- Your objective
Leave out the pictures and return every entry exactly as it appears.

- Data listing
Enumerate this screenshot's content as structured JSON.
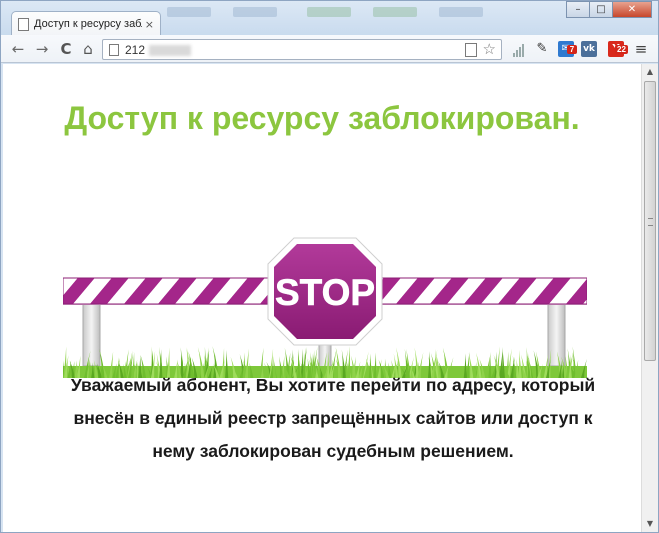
{
  "browser": {
    "tab_title": "Доступ к ресурсу заблок",
    "tab_close": "×",
    "url_visible": "212",
    "window_buttons": {
      "minimize": "–",
      "maximize": "□",
      "close": "✕"
    },
    "nav": {
      "back": "←",
      "forward": "→",
      "reload": "C",
      "home": "⌂"
    },
    "extensions": {
      "mail_badge": "7",
      "vk_label": "vk",
      "yandex_label": "Y",
      "yandex_badge": "22"
    },
    "menu": "≡"
  },
  "page": {
    "heading": "Доступ к ресурсу заблокирован.",
    "sign_text": "STOP",
    "notice": "Уважаемый абонент, Вы хотите перейти по адресу, который внесён в единый реестр запрещённых сайтов или доступ к нему заблокирован судебным решением."
  },
  "colors": {
    "heading": "#8cc63f",
    "sign": "#a4268a",
    "stripe": "#a4268a",
    "grass": "#7ec83a"
  }
}
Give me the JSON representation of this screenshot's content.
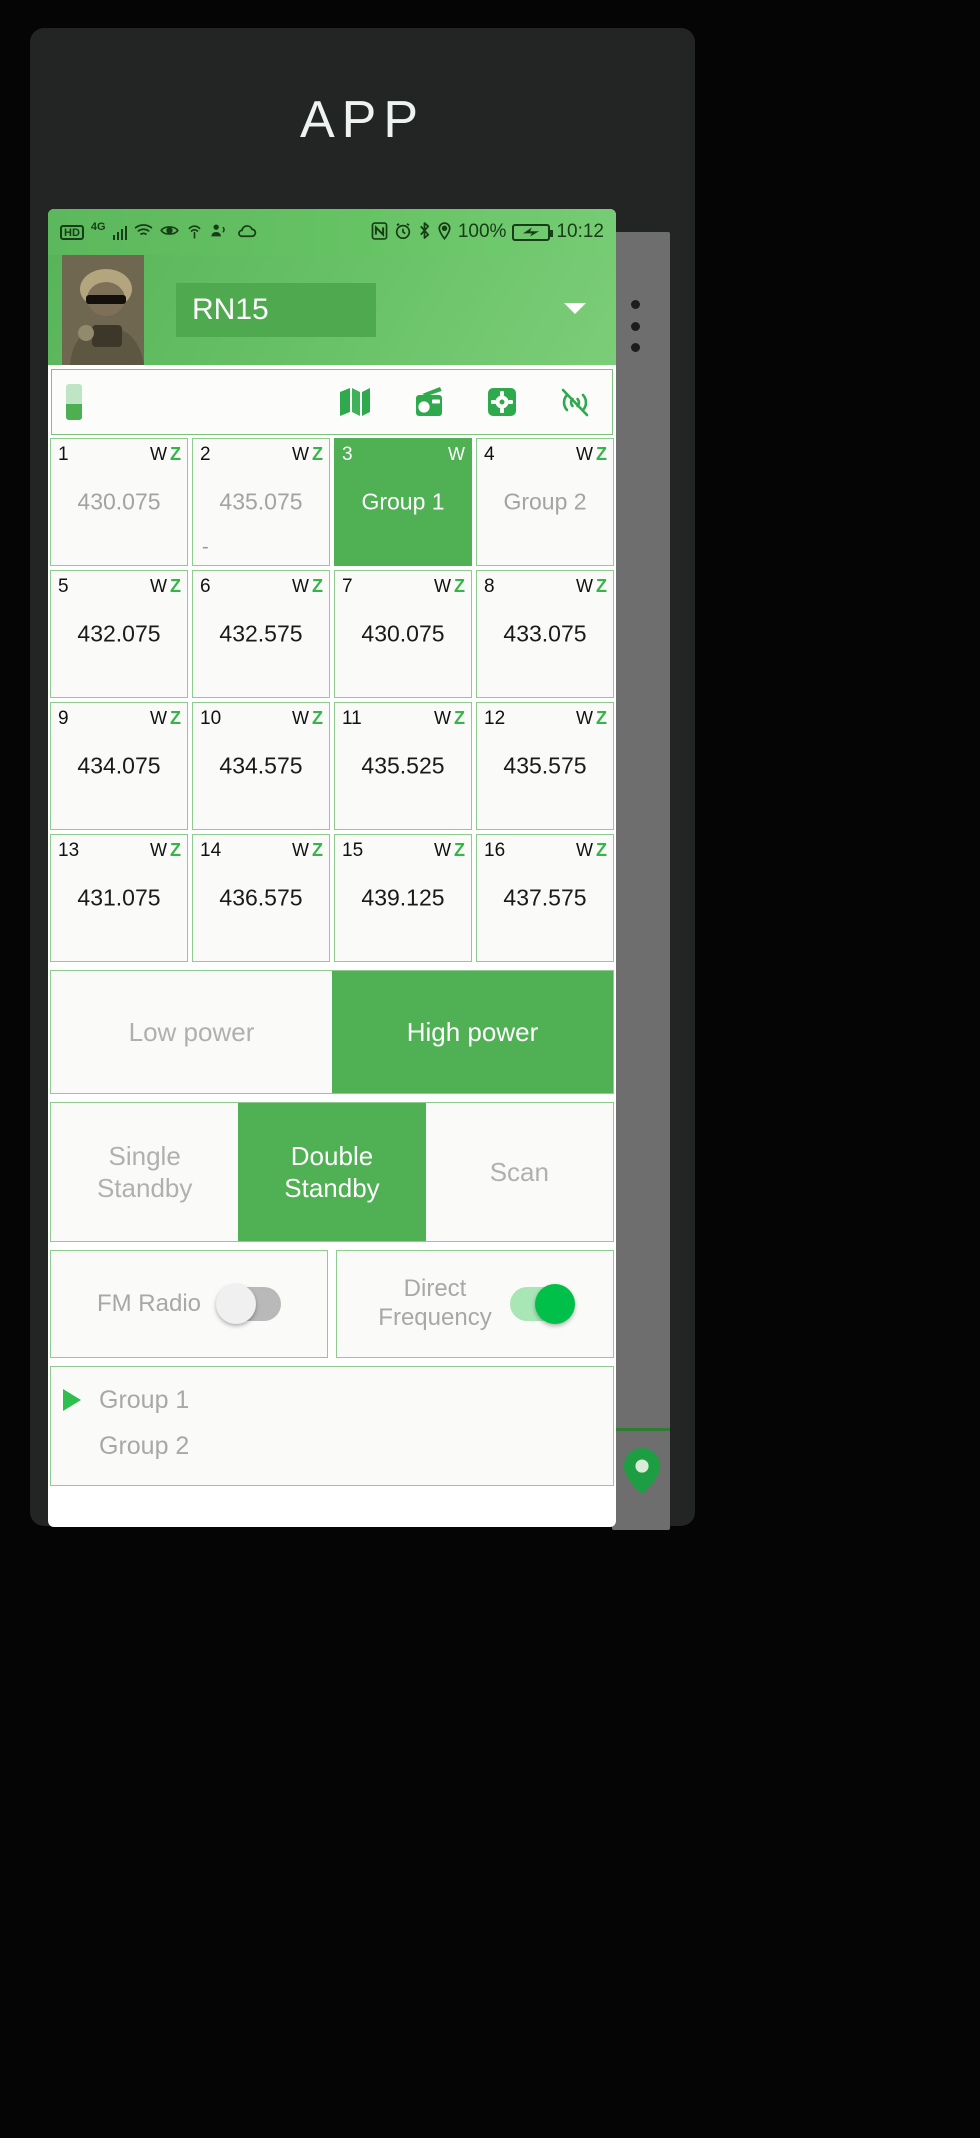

- Output
Enumerate this screenshot's content as structured JSON.
{
  "browser": {
    "tab_title": "Доступ к ресурсу заблок",
    "tab_close": "×",
    "url_visible": "212",
    "window_buttons": {
      "minimize": "–",
      "maximize": "□",
      "close": "✕"
    },
    "nav": {
      "back": "←",
      "forward": "→",
      "reload": "C",
      "home": "⌂"
    },
    "extensions": {
      "mail_badge": "7",
      "vk_label": "vk",
      "yandex_label": "Y",
      "yandex_badge": "22"
    },
    "menu": "≡"
  },
  "page": {
    "heading": "Доступ к ресурсу заблокирован.",
    "sign_text": "STOP",
    "notice": "Уважаемый абонент, Вы хотите перейти по адресу, который внесён в единый реестр запрещённых сайтов или доступ к нему заблокирован судебным решением."
  },
  "colors": {
    "heading": "#8cc63f",
    "sign": "#a4268a",
    "stripe": "#a4268a",
    "grass": "#7ec83a"
  }
}
Give me the JSON representation of this screenshot's content.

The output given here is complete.